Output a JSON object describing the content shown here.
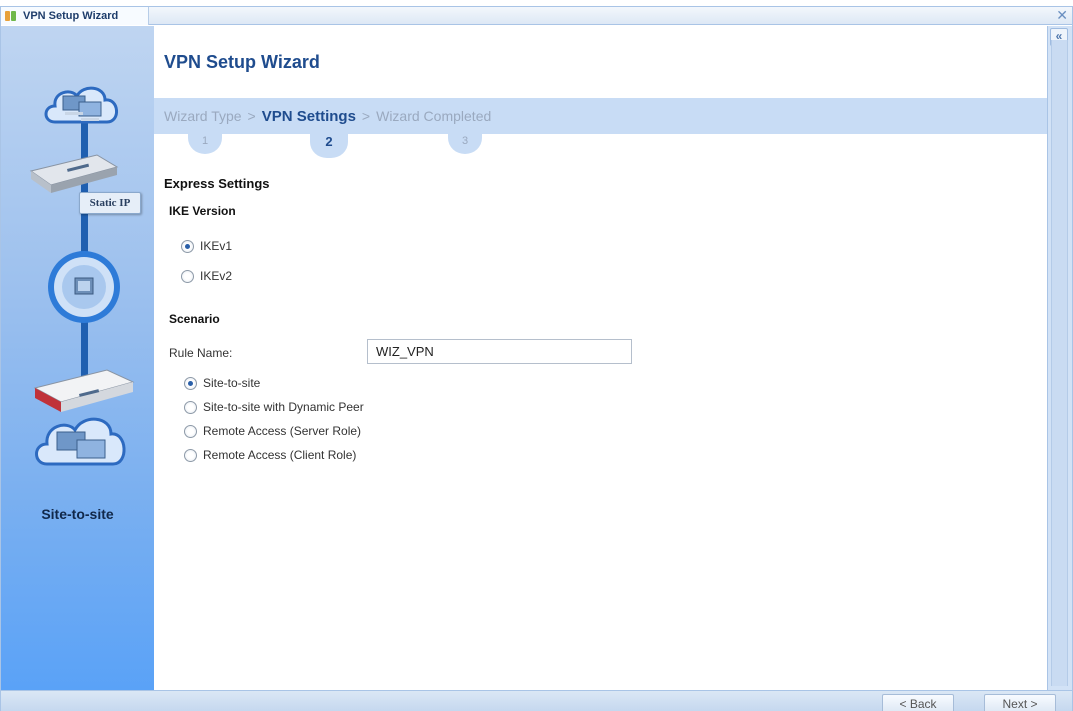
{
  "window": {
    "title": "VPN Setup Wizard",
    "close_glyph": "✕"
  },
  "rail": {
    "badge": "Static IP",
    "scenario_label": "Site-to-site"
  },
  "header": {
    "title": "VPN Setup Wizard"
  },
  "steps": [
    {
      "label": "Wizard Type",
      "number": "1",
      "state": "done"
    },
    {
      "label": "VPN Settings",
      "number": "2",
      "state": "active"
    },
    {
      "label": "Wizard Completed",
      "number": "3",
      "state": "pending"
    }
  ],
  "step_separator": ">",
  "form": {
    "express_title": "Express Settings",
    "ike_title": "IKE Version",
    "ike_options": [
      {
        "label": "IKEv1",
        "checked": true
      },
      {
        "label": "IKEv2",
        "checked": false
      }
    ],
    "scenario_title": "Scenario",
    "rule_name_label": "Rule Name:",
    "rule_name_value": "WIZ_VPN",
    "scenario_options": [
      {
        "label": "Site-to-site",
        "checked": true
      },
      {
        "label": "Site-to-site with Dynamic Peer",
        "checked": false
      },
      {
        "label": "Remote Access (Server Role)",
        "checked": false
      },
      {
        "label": "Remote Access (Client Role)",
        "checked": false
      }
    ]
  },
  "scrollbar": {
    "collapse_glyph": "«"
  },
  "footer": {
    "back_label": "< Back",
    "next_label": "Next >"
  },
  "colors": {
    "title_blue": "#1f4c8e",
    "step_bar": "#c8dcf5",
    "rail_top": "#bfd5f1",
    "rail_bottom": "#5aa2f7"
  }
}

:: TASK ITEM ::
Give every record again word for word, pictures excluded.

:: FINISHED EXERCISE ::
Output a JSON object describing the content shown here.
{
  "window": {
    "title": "VPN Setup Wizard",
    "close_glyph": "✕"
  },
  "rail": {
    "badge": "Static IP",
    "scenario_label": "Site-to-site"
  },
  "header": {
    "title": "VPN Setup Wizard"
  },
  "steps": [
    {
      "label": "Wizard Type",
      "number": "1",
      "state": "done"
    },
    {
      "label": "VPN Settings",
      "number": "2",
      "state": "active"
    },
    {
      "label": "Wizard Completed",
      "number": "3",
      "state": "pending"
    }
  ],
  "step_separator": ">",
  "form": {
    "express_title": "Express Settings",
    "ike_title": "IKE Version",
    "ike_options": [
      {
        "label": "IKEv1",
        "checked": true
      },
      {
        "label": "IKEv2",
        "checked": false
      }
    ],
    "scenario_title": "Scenario",
    "rule_name_label": "Rule Name:",
    "rule_name_value": "WIZ_VPN",
    "scenario_options": [
      {
        "label": "Site-to-site",
        "checked": true
      },
      {
        "label": "Site-to-site with Dynamic Peer",
        "checked": false
      },
      {
        "label": "Remote Access (Server Role)",
        "checked": false
      },
      {
        "label": "Remote Access (Client Role)",
        "checked": false
      }
    ]
  },
  "scrollbar": {
    "collapse_glyph": "«"
  },
  "footer": {
    "back_label": "< Back",
    "next_label": "Next >"
  },
  "colors": {
    "title_blue": "#1f4c8e",
    "step_bar": "#c8dcf5",
    "rail_top": "#bfd5f1",
    "rail_bottom": "#5aa2f7"
  }
}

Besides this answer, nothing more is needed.